The wikipedia tells me that Prom was ‘the first major production shot with Arriflex's Alexa HD cameras to be released in theatres’. My eyes tell me that the Alexa system is a whole lot like the Red One system. The overall image here is clean, generally soft, and warm. It’s also surprisingly dark and desaturated based on its bright advertising material. There are plenty of fine details and textures, but this being a film about kids with tiny pores, nothing is ever shot to exploit imperfections. Wide angle lenses and deep focus are also not common elements of Nussbaum and cinematographer Byron Shah’s design, but important elements are still perfectly separated, and gradations are clean and soft without any major digital noise. The colour scheme is basically a mix of gold and baby blue. The gold infiltrates every skin tone and white element, while the blue offers a nice balance in most frames. Pink highlights and natural greens are the only elements that aren’t affected by either dominant hue. The soft, but harsh lighting schemes create a solid and sharp contrast representation, though the extreme purity of the blacks does bleed out a tiny bit on some of the darker shots. The camera’s high definition capabilities ensure that there’s generally zero grain too.

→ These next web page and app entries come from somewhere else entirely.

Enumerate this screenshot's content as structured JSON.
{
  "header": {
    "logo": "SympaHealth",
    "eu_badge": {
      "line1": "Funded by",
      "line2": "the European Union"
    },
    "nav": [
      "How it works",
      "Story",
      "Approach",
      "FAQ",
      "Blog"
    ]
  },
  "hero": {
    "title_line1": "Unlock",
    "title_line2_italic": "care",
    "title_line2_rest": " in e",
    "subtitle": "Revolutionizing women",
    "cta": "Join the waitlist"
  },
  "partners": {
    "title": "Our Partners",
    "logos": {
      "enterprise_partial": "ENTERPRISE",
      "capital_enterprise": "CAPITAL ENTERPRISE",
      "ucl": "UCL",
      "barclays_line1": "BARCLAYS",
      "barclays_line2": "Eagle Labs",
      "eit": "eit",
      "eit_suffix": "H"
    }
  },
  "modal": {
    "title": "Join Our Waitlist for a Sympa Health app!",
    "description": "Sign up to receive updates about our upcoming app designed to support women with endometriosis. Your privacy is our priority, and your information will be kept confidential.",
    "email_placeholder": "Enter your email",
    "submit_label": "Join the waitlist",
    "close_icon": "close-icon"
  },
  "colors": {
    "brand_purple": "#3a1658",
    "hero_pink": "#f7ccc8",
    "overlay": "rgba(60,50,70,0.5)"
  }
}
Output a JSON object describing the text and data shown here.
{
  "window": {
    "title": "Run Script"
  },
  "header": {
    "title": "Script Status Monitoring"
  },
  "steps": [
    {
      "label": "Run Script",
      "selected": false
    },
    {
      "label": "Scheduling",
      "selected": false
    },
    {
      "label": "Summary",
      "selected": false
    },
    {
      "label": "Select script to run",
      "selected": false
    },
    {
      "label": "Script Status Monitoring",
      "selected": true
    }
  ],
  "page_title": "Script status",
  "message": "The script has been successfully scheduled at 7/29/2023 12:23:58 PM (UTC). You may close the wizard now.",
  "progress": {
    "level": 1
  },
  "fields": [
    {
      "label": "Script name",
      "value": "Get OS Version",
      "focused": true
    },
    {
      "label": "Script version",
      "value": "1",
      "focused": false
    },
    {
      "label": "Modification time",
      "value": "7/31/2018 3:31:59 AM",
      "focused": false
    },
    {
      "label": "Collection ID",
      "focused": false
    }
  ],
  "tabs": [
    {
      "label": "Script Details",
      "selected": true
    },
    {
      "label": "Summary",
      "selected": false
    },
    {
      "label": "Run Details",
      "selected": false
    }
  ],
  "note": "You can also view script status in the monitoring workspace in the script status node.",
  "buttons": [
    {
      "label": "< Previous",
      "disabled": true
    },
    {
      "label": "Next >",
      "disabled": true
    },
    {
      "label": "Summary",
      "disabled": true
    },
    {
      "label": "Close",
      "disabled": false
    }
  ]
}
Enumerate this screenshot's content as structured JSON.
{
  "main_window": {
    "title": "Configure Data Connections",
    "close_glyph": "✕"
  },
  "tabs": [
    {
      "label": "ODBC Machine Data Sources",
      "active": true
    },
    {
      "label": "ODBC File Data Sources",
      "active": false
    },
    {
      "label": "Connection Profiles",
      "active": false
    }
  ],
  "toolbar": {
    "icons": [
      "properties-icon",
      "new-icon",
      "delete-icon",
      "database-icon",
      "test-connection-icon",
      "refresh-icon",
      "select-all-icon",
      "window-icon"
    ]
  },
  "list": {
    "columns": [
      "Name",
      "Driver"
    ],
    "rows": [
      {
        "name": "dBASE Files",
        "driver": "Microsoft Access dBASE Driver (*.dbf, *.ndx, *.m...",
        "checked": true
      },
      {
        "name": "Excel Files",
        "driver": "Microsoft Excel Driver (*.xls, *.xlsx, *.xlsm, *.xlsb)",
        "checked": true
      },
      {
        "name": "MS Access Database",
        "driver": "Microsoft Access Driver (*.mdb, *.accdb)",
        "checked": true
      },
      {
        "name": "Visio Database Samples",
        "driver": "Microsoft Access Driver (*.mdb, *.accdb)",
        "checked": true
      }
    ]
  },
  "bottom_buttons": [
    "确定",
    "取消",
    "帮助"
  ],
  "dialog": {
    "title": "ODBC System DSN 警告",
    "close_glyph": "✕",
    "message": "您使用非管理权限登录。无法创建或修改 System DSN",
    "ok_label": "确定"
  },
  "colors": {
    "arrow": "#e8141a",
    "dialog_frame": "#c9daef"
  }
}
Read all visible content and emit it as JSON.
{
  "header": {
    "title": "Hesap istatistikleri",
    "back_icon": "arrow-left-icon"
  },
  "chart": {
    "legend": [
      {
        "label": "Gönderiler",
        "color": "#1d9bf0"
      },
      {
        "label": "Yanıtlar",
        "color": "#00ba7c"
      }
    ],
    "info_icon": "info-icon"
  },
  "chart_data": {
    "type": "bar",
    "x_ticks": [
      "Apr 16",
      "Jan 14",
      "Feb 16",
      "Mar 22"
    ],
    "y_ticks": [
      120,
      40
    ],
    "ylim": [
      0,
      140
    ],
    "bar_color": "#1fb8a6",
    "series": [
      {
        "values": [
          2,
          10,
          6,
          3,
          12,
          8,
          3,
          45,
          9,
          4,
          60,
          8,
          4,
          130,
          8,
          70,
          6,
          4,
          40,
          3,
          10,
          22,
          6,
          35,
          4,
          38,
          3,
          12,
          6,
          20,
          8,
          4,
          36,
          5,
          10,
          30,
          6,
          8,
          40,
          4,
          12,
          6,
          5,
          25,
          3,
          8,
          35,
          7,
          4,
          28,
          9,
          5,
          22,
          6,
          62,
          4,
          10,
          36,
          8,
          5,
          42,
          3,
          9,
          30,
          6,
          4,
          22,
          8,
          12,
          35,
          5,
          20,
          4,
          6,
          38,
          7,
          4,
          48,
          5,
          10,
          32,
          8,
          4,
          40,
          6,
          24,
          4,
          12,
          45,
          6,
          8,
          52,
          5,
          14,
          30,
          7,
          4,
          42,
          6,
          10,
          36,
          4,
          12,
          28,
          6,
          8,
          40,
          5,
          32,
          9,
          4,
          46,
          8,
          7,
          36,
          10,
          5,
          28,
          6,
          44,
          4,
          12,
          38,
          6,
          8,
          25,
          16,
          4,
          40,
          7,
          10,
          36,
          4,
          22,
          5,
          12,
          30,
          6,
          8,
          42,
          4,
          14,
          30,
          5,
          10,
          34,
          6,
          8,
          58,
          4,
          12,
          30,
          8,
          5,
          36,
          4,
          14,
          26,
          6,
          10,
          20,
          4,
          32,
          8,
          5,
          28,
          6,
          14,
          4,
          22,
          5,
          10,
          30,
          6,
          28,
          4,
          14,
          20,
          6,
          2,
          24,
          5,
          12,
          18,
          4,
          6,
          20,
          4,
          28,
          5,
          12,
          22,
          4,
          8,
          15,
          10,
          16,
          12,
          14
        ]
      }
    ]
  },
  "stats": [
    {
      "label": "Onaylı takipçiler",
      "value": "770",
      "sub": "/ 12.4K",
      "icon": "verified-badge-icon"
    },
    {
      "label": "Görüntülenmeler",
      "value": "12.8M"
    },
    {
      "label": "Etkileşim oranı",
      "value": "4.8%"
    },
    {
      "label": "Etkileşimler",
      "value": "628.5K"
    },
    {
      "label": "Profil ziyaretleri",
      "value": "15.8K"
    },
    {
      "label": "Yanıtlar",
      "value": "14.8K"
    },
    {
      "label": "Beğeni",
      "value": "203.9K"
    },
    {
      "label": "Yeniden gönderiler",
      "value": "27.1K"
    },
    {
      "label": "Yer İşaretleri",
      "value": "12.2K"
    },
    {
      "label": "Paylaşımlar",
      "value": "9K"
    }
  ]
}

Prom comes fitted with the usual DTS-HD Master Audio 5.1 soundtrack, which gets things done without stepping out of the center channel very often. The dialogue being centered is a given, but the rest of the busy work also sits smack dab in the middle. There’s a hint of ambience during the outdoor and busy hallway scenes, but these are minimal at best. The driving, yet soft pop music gives the stereo and surround channels their best workout. The rears act mostly as an echo chamber, but the stereo presence is quite wide, and vocals are sharply separated into center. The climatic prom sequence  features generally louder music, and with it generally more effective rear channel support. Other minor aural aggressions include a brief fire, and the dark and cool kid’s motorcycle (which occasionally drives from the front channels to the back).



The extras begin with ‘Last Chance Lloyd’ (9:10, HD), which is basically a series of in movie scenes and deleted scenes featuring born loser Lloyd and his little stepsister attempting to get him a prom date. It’s better than the movie proper. ‘Putting on Prom’ (6:00, HD) is a made for television featurette/EPK that features interviews with director Joe Nussbaum, writer Katie Wech, producer Ted Griffin, and most of the young actors. Subject matter is generally fluffy and commercial like. This disc also features a blooper reel (2:30, HD), four deleted scenes with introductions from the director and producer (7:40, HD), seven music videos and trailers.



As a fan of Breaking Bad I did find Prom somewhat interesting because Dean Norris finds a nemesis in his daughter’s would be boyfriend, whose name is Jesse, but otherwise I recognize this wasn’t a film made for me. It’s well enough made, safe, and features your daily recommended value of morals and general feelgoodary, leaving me with no reason to step too hardly upon its bigger problems, which are many and varied. Parents can allow their tweens to obsess over it in confidence, but probably won’t have much interest in watching it with them. The digital HD photography looks great in 1080p, but the DTS-HD soundtrack is rather dull, and the extras quite brief (though they do include an entertaining short film).

* Note: The above images are taken from the Blu-ray release and resized for the page. Full-resolution captures are available by clicking individual images, but due to .jpg compression they are not necessarily representative of the quality of the transfer. Thanks to Troy at for the screen-caps.